(Records drawn from a dataset)
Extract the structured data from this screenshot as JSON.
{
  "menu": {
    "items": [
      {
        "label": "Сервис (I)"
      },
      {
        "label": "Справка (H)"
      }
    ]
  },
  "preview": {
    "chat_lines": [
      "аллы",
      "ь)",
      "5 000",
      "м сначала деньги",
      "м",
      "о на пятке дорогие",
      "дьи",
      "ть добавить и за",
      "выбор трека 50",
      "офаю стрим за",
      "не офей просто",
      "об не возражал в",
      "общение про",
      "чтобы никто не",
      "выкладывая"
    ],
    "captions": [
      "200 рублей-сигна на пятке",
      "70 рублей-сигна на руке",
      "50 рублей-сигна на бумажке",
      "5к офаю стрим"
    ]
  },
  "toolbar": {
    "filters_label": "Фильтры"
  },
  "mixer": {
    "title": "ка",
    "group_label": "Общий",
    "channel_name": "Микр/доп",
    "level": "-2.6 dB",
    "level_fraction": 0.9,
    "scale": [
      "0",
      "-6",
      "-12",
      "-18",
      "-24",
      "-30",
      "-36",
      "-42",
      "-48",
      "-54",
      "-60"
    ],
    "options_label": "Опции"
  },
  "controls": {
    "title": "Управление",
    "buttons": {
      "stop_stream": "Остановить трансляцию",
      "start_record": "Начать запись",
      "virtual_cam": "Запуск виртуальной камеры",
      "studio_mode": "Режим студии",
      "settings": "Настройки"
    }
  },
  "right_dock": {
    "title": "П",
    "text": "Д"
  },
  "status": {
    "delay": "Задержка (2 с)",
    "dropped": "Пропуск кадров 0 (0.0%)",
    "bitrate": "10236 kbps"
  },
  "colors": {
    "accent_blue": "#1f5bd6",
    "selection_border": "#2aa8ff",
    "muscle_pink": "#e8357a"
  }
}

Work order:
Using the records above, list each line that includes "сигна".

Result:
      "200 рублей-сигна на пятке",
      "70 рублей-сигна на руке",
      "50 рублей-сигна на бумажке",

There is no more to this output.